# EXERCISE DIRECTIONS:
For each line below that contains the word "ウォッチリストに追加", make a copy.

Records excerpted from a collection

=== Section Start ===

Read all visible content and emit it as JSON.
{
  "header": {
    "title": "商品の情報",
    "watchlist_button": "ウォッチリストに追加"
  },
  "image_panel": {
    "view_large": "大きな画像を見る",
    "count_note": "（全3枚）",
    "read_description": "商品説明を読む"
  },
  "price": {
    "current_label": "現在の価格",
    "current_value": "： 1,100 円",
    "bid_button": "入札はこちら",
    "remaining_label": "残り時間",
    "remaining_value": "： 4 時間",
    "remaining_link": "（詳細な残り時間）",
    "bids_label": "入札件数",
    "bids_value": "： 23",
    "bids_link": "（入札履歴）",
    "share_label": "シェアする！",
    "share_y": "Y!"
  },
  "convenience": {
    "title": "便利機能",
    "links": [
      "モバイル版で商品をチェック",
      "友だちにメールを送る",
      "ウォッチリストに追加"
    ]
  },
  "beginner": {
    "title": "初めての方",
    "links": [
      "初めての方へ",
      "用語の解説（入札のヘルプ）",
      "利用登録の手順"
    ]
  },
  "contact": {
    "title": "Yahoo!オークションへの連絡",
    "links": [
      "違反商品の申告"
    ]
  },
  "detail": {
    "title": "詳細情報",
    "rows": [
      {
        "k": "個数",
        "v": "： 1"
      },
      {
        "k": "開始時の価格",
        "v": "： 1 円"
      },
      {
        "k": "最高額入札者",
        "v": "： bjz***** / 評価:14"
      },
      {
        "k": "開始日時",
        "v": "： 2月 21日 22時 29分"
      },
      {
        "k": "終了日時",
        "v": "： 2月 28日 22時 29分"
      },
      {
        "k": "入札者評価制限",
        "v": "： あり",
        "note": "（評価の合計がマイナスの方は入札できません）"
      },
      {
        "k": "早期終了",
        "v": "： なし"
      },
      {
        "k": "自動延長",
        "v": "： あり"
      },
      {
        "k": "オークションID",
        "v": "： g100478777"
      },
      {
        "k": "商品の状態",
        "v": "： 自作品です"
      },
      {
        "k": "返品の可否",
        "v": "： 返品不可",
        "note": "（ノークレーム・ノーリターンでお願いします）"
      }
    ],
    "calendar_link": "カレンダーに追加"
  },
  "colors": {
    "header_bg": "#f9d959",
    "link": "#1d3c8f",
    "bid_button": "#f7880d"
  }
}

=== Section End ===
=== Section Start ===

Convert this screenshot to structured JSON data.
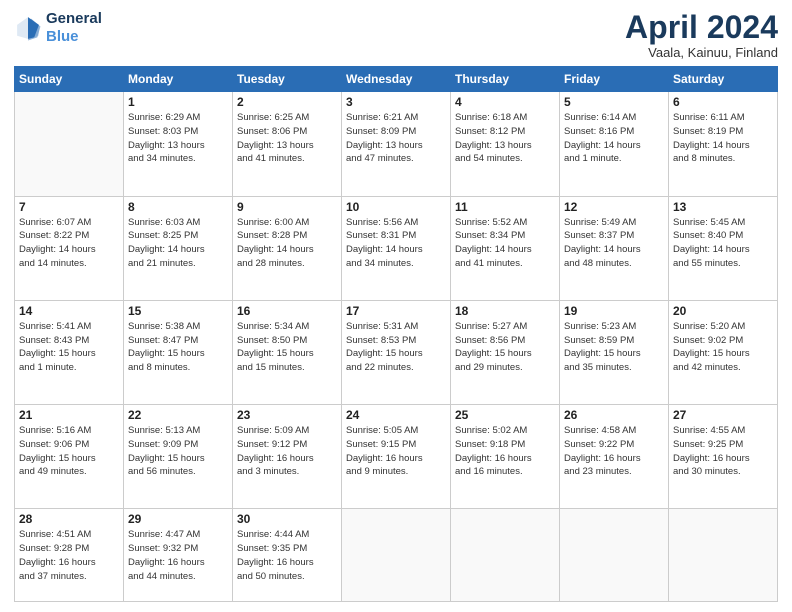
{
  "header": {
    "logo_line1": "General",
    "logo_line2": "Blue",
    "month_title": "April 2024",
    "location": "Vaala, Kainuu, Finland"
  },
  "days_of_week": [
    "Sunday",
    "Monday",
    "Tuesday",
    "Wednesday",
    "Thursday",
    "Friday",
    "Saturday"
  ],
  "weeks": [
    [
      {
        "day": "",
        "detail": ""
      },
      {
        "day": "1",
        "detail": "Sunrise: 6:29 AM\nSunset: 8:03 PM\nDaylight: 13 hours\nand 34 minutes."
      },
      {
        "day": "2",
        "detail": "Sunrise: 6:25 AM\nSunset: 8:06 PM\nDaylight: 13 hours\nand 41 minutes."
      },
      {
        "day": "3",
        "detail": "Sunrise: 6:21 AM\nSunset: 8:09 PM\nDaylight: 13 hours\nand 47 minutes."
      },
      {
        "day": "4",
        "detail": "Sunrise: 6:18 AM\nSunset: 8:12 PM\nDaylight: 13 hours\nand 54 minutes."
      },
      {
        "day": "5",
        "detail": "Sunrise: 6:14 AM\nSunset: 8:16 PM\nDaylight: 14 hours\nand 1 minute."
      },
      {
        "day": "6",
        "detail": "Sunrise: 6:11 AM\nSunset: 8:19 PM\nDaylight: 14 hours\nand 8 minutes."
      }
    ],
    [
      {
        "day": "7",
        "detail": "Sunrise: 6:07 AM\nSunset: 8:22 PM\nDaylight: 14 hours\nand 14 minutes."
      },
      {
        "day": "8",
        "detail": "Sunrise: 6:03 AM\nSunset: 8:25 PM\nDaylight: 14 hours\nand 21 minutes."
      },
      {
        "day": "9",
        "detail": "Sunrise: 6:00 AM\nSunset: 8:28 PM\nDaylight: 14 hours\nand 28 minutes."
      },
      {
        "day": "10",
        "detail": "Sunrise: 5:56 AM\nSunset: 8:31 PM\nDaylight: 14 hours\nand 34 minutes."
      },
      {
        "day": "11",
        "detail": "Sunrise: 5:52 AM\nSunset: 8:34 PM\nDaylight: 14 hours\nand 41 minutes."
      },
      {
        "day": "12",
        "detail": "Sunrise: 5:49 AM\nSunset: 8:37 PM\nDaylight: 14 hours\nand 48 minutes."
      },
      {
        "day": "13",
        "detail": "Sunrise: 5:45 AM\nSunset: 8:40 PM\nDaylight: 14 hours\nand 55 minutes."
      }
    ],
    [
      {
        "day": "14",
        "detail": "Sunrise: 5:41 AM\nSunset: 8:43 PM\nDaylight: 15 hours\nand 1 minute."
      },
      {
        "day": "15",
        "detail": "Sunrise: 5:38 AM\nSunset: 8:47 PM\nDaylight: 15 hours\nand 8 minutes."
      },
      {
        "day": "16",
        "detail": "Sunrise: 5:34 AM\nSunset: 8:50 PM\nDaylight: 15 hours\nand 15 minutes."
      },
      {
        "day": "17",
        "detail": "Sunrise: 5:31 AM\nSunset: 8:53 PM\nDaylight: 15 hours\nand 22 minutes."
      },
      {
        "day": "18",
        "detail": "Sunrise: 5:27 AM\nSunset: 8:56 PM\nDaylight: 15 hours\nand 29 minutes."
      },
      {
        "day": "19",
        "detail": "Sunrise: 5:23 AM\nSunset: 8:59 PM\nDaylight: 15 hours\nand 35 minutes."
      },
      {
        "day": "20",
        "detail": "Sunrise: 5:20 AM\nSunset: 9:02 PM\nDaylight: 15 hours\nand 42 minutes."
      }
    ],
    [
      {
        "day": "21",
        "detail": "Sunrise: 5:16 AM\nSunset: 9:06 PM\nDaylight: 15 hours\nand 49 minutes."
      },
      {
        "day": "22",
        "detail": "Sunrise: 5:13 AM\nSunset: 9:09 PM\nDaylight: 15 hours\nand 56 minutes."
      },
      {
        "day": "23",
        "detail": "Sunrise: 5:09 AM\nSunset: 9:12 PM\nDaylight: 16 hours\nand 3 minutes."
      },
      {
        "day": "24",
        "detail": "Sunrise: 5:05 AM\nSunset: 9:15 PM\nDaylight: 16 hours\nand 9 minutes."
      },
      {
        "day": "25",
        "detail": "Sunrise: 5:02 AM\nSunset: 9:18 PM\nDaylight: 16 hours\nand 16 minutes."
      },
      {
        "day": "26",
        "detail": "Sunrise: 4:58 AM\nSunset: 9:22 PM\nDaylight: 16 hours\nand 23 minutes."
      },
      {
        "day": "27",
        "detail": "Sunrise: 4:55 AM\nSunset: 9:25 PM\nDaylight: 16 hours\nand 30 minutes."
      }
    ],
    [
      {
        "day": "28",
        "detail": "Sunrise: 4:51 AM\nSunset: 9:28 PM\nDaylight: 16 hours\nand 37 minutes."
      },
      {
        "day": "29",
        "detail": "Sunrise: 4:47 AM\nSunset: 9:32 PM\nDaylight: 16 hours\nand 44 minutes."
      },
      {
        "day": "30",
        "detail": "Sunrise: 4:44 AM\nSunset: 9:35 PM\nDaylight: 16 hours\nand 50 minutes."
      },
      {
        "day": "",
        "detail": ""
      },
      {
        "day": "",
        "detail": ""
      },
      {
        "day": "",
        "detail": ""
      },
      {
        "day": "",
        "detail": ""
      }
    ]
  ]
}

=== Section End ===

# RESPONSE AREA:
    "watchlist_button": "ウォッチリストに追加"
      "ウォッチリストに追加"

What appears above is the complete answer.